Onam was observed at relief camps currently being supported by the Kerala government and by faith communities of diverse denominations and traditions. Dozens of churches – too many to name – provided food for Onam dinners, and new clothes – or onakkodi – for elders.
People who did not lose their homes nonetheless arrived at the shelters, with food and supplies, to celebrate with their neighbors – neighbors who, before the flood, they may have considered strangers.
The small gestures of celebration – a faith in and hope of the return of joy – are only a small part of the relief offered by organizations, agencies and resident associations collecting funds, relief material and food including rice, lentils, sugar, clothes and toiletries. Appeals over social media are raising tens of thousands of dollars a day. Hindu, Christian, and Sikh organizations, and people of good will, have opened their doors to stranded flood victims, and provided relief.
Weeks after floods forced thousands of people from their homes, families are returning to rebuild the ruins of their lives.
Kerala’s fisherfolk also have spent hours moving people to safety. Now, Kerala faces years of long-term recovery, as people return to assess damages to their homes and businesses. The risk of disease outbreaks is high, and local pastors are reporting that mental trauma continues to challenge people who have experienced the worst disaster of their lives.
Kerala, the most southern state of India, is nicknamed “God’s Own Country,” is coping with one of the worst flood disasters in a century. The coastal state is home to 34.8 million people. Floods washed away hundreds of houses and submerged villages, killing at least 445 people and displacing about 800,000 to relief camps. Government estimates on 26 August indicated 50,000 homes may have been destroyed.

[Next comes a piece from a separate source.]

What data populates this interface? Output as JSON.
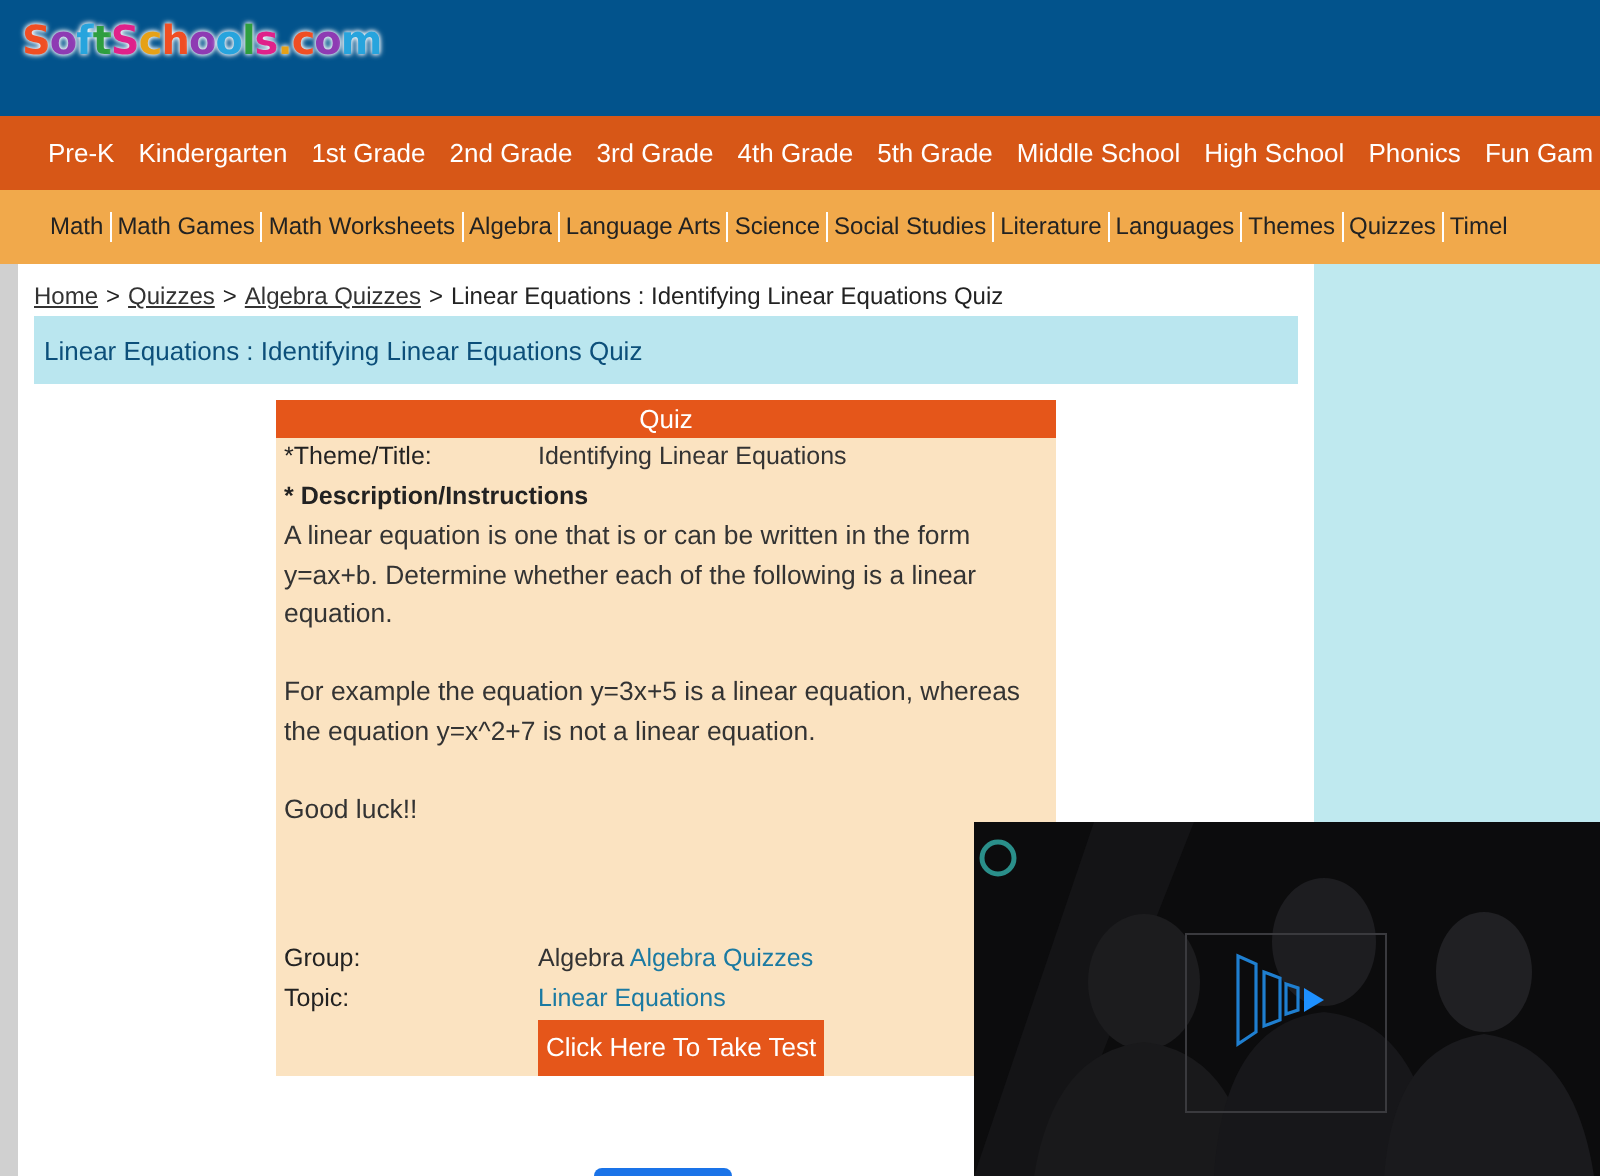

The National Council of Churches in India has made an appeal to all people of God to assure the people of Kerala of their prayers and accompaniment at this time of trial and experience of crossing the valley of darkness.
“Dear people of God, we the National Council of Churches in India appeal to all our members and partners to share your resources with the people of Kerala, especially food, water and clothes,” the appeal reads.

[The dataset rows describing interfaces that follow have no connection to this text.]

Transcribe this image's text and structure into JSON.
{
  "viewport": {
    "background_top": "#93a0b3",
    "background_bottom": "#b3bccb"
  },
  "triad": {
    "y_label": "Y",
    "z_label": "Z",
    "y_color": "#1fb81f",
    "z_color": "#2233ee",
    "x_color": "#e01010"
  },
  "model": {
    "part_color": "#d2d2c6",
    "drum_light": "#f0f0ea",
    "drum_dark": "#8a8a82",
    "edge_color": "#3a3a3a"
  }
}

The National Council of Churches of Christ in the USA (NCC) also expressed its grave concern for the people of Kerala. “The NCC and all of our member communions mourn the loss of life, and we pray for the recovery of Kerala as the survivors begin the work of restoring their homeland,” reads an NCC statement.
Dr. Mathews George Chunakara, general secretary of Christian Conference of Asia, offered condolences to the bereaved families and expressed solidarity with the affected people experiencing colossal damage in their lives due to the disaster of this magnitude.

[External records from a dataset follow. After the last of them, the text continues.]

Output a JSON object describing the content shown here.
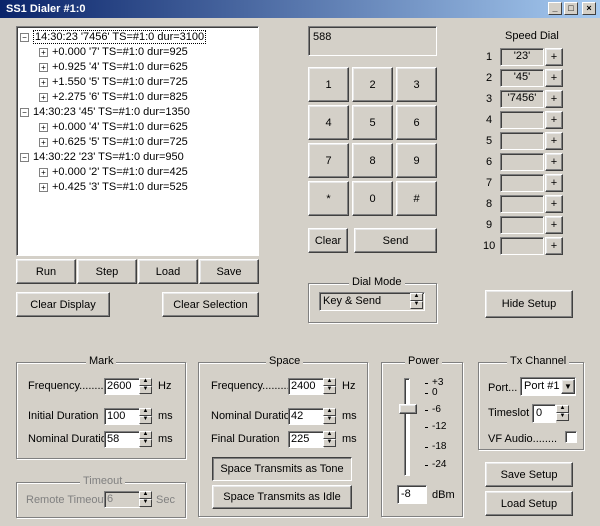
{
  "window": {
    "title": "SS1 Dialer #1:0"
  },
  "tree": {
    "groups": [
      {
        "label": "14:30:23 '7456' TS=#1:0 dur=3100",
        "selected": true,
        "children": [
          "+0.000 '7' TS=#1:0 dur=925",
          "+0.925 '4' TS=#1:0 dur=625",
          "+1.550 '5' TS=#1:0 dur=725",
          "+2.275 '6' TS=#1:0 dur=825"
        ]
      },
      {
        "label": "14:30:23 '45' TS=#1:0 dur=1350",
        "children": [
          "+0.000 '4' TS=#1:0 dur=625",
          "+0.625 '5' TS=#1:0 dur=725"
        ]
      },
      {
        "label": "14:30:22 '23' TS=#1:0 dur=950",
        "children": [
          "+0.000 '2' TS=#1:0 dur=425",
          "+0.425 '3' TS=#1:0 dur=525"
        ]
      }
    ]
  },
  "buttons": {
    "run": "Run",
    "step": "Step",
    "load": "Load",
    "save": "Save",
    "clear_display": "Clear Display",
    "clear_selection": "Clear Selection",
    "hide_setup": "Hide Setup",
    "save_setup": "Save Setup",
    "load_setup": "Load Setup",
    "clear": "Clear",
    "send": "Send"
  },
  "dial_display": "588",
  "keypad": [
    "1",
    "2",
    "3",
    "4",
    "5",
    "6",
    "7",
    "8",
    "9",
    "*",
    "0",
    "#"
  ],
  "dial_mode": {
    "label": "Dial Mode",
    "value": "Key & Send"
  },
  "speed_dial": {
    "title": "Speed Dial",
    "rows": [
      {
        "n": "1",
        "value": "'23'"
      },
      {
        "n": "2",
        "value": "'45'"
      },
      {
        "n": "3",
        "value": "'7456'"
      },
      {
        "n": "4",
        "value": ""
      },
      {
        "n": "5",
        "value": ""
      },
      {
        "n": "6",
        "value": ""
      },
      {
        "n": "7",
        "value": ""
      },
      {
        "n": "8",
        "value": ""
      },
      {
        "n": "9",
        "value": ""
      },
      {
        "n": "10",
        "value": ""
      }
    ],
    "plus": "+"
  },
  "mark": {
    "title": "Mark",
    "frequency_label": "Frequency..........",
    "frequency": "2600",
    "frequency_unit": "Hz",
    "initial_label": "Initial Duration",
    "initial": "100",
    "initial_unit": "ms",
    "nominal_label": "Nominal Duration",
    "nominal": "58",
    "nominal_unit": "ms"
  },
  "space": {
    "title": "Space",
    "frequency_label": "Frequency..........",
    "frequency": "2400",
    "frequency_unit": "Hz",
    "nominal_label": "Nominal Duration",
    "nominal": "42",
    "nominal_unit": "ms",
    "final_label": "Final Duration",
    "final": "225",
    "final_unit": "ms",
    "tone_button": "Space Transmits as Tone",
    "idle_button": "Space Transmits as Idle"
  },
  "timeout": {
    "title": "Timeout",
    "label": "Remote Timeout",
    "value": "6",
    "unit": "Sec"
  },
  "power": {
    "title": "Power",
    "ticks": [
      "+3",
      "0",
      "-6",
      "-12",
      "-18",
      "-24"
    ],
    "value": "-8",
    "unit": "dBm",
    "level_fraction": 0.27
  },
  "tx": {
    "title": "Tx Channel",
    "port_label": "Port...",
    "port": "Port #1",
    "timeslot_label": "Timeslot",
    "timeslot": "0",
    "vf_label": "VF Audio........"
  }
}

He urged all CCA member churches, as well as churches and ecumenical organizations around the world, “to pray for and express solidarity with the affected people in Kerala, and also respond urgently to this humanitarian disaster.”
World Council of Churches, oikoumene.org